While the perspective of a centralized controller simplifies network management, it comes with the usual drawbacks: single point of failure, scalability bottleneck, overhead due to indirection, etc. A fully centralized system may not adequately or cost-effectively provide the required levels of availability, responsiveness and scalability . This raises the questions: What kind of a distributed control plane for SDN is needed?
In this project we treat the control plane as a full-fledged distributed system, and balancing consistency, efficiency and availability in network management becomes a classical problem of distributed computing, extensively studied in multiple other settings. The aim of this project is to sort out the problem space. Our running example is the fundamental problem of the correct implementation of the network policy, i.e., the intended network behavior. In case when the network is manipulated by a distributed system of controllers, the question of consistent and resilient policy composition becomes central. Indeed, concurrent operation on the same data plane by distributed controllers may lead to conflicts and inconsistent network operation. So the classical problems of synchronization and concurrency raise in this novel networking context.

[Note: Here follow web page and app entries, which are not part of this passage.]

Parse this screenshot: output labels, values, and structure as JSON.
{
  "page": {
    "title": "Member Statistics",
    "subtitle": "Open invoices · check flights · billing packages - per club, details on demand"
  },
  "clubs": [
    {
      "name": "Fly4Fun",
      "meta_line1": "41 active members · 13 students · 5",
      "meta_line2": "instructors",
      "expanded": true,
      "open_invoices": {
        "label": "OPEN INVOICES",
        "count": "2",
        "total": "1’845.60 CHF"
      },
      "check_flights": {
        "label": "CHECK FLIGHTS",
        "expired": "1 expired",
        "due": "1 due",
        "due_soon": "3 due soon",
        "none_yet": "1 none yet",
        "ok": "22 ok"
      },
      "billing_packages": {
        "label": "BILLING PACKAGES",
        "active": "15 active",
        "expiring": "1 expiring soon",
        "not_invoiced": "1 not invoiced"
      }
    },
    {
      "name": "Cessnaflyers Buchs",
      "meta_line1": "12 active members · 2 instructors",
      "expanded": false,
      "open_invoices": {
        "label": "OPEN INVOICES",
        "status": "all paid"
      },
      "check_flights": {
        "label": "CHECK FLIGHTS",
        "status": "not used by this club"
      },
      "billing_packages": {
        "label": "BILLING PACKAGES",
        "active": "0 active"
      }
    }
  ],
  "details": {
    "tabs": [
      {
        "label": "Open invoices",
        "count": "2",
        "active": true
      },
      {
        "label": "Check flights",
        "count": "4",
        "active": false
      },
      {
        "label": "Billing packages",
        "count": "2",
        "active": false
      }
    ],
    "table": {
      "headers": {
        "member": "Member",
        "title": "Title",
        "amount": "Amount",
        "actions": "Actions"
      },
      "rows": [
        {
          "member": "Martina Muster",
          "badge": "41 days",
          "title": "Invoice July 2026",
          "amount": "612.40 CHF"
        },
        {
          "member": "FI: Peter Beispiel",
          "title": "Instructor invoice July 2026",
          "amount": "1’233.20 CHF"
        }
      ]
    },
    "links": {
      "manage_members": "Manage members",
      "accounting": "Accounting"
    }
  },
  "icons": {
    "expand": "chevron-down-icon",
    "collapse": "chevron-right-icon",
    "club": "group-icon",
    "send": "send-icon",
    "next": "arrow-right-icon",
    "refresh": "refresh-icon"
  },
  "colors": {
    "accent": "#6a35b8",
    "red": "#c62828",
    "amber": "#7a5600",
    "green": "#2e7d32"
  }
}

We introduce the abstraction of Consistent Policy Composition (CPC) [1,2], which offers a transactional interface to address the issue of conflicting policy updates, in spired by the popular paradigm of software transactional memory (STM) . We aim at devising a protocol that ensures both requirements, while providing optimal costs in terms of time and message complexity.